▶ WORK REQUIRED
Reproduce the data exactly. Omit no record.

▶ DATA RECORDS
<<<<

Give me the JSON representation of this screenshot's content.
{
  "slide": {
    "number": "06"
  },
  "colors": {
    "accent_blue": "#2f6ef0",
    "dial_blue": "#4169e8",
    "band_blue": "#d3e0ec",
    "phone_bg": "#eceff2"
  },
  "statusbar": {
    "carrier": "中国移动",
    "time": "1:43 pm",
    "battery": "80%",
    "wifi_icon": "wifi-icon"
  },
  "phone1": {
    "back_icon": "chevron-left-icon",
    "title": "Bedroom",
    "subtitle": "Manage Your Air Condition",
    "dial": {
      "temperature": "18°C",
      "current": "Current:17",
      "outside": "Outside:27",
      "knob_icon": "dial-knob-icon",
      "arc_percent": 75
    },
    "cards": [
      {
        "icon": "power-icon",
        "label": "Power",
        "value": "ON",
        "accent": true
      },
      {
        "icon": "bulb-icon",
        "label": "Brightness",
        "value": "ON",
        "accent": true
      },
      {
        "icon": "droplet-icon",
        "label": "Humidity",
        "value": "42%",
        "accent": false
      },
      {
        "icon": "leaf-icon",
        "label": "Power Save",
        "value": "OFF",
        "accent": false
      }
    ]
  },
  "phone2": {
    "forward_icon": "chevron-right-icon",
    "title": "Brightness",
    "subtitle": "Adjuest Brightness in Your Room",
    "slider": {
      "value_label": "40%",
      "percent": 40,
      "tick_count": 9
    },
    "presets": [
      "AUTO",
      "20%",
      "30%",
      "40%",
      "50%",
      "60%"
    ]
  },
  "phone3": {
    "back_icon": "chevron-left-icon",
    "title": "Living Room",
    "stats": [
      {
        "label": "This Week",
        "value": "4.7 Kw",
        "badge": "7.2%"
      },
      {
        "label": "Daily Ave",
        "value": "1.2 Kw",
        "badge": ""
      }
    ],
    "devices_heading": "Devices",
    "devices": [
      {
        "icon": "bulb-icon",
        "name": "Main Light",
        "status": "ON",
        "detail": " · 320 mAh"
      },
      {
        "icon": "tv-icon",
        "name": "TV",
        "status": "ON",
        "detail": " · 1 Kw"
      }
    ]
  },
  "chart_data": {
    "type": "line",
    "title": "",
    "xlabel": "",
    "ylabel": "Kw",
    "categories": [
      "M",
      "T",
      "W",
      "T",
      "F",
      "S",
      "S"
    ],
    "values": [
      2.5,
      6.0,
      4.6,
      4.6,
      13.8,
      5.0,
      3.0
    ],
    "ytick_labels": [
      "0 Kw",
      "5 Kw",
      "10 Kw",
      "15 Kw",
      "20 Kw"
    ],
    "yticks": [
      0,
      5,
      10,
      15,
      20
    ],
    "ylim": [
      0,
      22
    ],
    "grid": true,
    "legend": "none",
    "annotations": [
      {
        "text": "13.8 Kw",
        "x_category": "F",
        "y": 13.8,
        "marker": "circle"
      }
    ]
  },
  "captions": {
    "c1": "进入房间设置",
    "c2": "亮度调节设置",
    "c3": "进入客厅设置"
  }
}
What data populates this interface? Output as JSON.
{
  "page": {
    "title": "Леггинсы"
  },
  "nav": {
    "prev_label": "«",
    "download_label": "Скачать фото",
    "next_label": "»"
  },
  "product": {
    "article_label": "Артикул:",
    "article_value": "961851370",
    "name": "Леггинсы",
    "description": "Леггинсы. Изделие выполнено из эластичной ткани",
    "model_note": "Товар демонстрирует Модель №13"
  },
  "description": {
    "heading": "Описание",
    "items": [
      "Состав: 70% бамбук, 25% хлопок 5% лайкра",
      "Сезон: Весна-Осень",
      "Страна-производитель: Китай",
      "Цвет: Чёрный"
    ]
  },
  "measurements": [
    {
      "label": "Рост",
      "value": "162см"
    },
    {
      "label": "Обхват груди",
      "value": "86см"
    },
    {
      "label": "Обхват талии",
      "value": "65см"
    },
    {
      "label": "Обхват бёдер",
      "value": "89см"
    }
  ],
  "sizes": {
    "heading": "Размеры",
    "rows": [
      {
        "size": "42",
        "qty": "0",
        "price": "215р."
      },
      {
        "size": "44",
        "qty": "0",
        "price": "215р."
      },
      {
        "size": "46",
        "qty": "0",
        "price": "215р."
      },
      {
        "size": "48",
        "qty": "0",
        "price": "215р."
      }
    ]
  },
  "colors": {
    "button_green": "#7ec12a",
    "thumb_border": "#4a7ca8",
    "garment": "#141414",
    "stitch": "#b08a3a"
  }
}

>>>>

▶ SOLUTION
Give me the JSON representation of this screenshot's content.
{
  "slide": {
    "number": "06"
  },
  "colors": {
    "accent_blue": "#2f6ef0",
    "dial_blue": "#4169e8",
    "band_blue": "#d3e0ec",
    "phone_bg": "#eceff2"
  },
  "statusbar": {
    "carrier": "中国移动",
    "time": "1:43 pm",
    "battery": "80%",
    "wifi_icon": "wifi-icon"
  },
  "phone1": {
    "back_icon": "chevron-left-icon",
    "title": "Bedroom",
    "subtitle": "Manage Your Air Condition",
    "dial": {
      "temperature": "18°C",
      "current": "Current:17",
      "outside": "Outside:27",
      "knob_icon": "dial-knob-icon",
      "arc_percent": 75
    },
    "cards": [
      {
        "icon": "power-icon",
        "label": "Power",
        "value": "ON",
        "accent": true
      },
      {
        "icon": "bulb-icon",
        "label": "Brightness",
        "value": "ON",
        "accent": true
      },
      {
        "icon": "droplet-icon",
        "label": "Humidity",
        "value": "42%",
        "accent": false
      },
      {
        "icon": "leaf-icon",
        "label": "Power Save",
        "value": "OFF",
        "accent": false
      }
    ]
  },
  "phone2": {
    "forward_icon": "chevron-right-icon",
    "title": "Brightness",
    "subtitle": "Adjuest Brightness in Your Room",
    "slider": {
      "value_label": "40%",
      "percent": 40,
      "tick_count": 9
    },
    "presets": [
      "AUTO",
      "20%",
      "30%",
      "40%",
      "50%",
      "60%"
    ]
  },
  "phone3": {
    "back_icon": "chevron-left-icon",
    "title": "Living Room",
    "stats": [
      {
        "label": "This Week",
        "value": "4.7 Kw",
        "badge": "7.2%"
      },
      {
        "label": "Daily Ave",
        "value": "1.2 Kw",
        "badge": ""
      }
    ],
    "devices_heading": "Devices",
    "devices": [
      {
        "icon": "bulb-icon",
        "name": "Main Light",
        "status": "ON",
        "detail": " · 320 mAh"
      },
      {
        "icon": "tv-icon",
        "name": "TV",
        "status": "ON",
        "detail": " · 1 Kw"
      }
    ]
  },
  "chart_data": {
    "type": "line",
    "title": "",
    "xlabel": "",
    "ylabel": "Kw",
    "categories": [
      "M",
      "T",
      "W",
      "T",
      "F",
      "S",
      "S"
    ],
    "values": [
      2.5,
      6.0,
      4.6,
      4.6,
      13.8,
      5.0,
      3.0
    ],
    "ytick_labels": [
      "0 Kw",
      "5 Kw",
      "10 Kw",
      "15 Kw",
      "20 Kw"
    ],
    "yticks": [
      0,
      5,
      10,
      15,
      20
    ],
    "ylim": [
      0,
      22
    ],
    "grid": true,
    "legend": "none",
    "annotations": [
      {
        "text": "13.8 Kw",
        "x_category": "F",
        "y": 13.8,
        "marker": "circle"
      }
    ]
  },
  "captions": {
    "c1": "进入房间设置",
    "c2": "亮度调节设置",
    "c3": "进入客厅设置"
  }
}
What data populates this interface? Output as JSON.
{
  "page": {
    "title": "Леггинсы"
  },
  "nav": {
    "prev_label": "«",
    "download_label": "Скачать фото",
    "next_label": "»"
  },
  "product": {
    "article_label": "Артикул:",
    "article_value": "961851370",
    "name": "Леггинсы",
    "description": "Леггинсы. Изделие выполнено из эластичной ткани",
    "model_note": "Товар демонстрирует Модель №13"
  },
  "description": {
    "heading": "Описание",
    "items": [
      "Состав: 70% бамбук, 25% хлопок 5% лайкра",
      "Сезон: Весна-Осень",
      "Страна-производитель: Китай",
      "Цвет: Чёрный"
    ]
  },
  "measurements": [
    {
      "label": "Рост",
      "value": "162см"
    },
    {
      "label": "Обхват груди",
      "value": "86см"
    },
    {
      "label": "Обхват талии",
      "value": "65см"
    },
    {
      "label": "Обхват бёдер",
      "value": "89см"
    }
  ],
  "sizes": {
    "heading": "Размеры",
    "rows": [
      {
        "size": "42",
        "qty": "0",
        "price": "215р."
      },
      {
        "size": "44",
        "qty": "0",
        "price": "215р."
      },
      {
        "size": "46",
        "qty": "0",
        "price": "215р."
      },
      {
        "size": "48",
        "qty": "0",
        "price": "215р."
      }
    ]
  },
  "colors": {
    "button_green": "#7ec12a",
    "thumb_border": "#4a7ca8",
    "garment": "#141414",
    "stitch": "#b08a3a"
  }
}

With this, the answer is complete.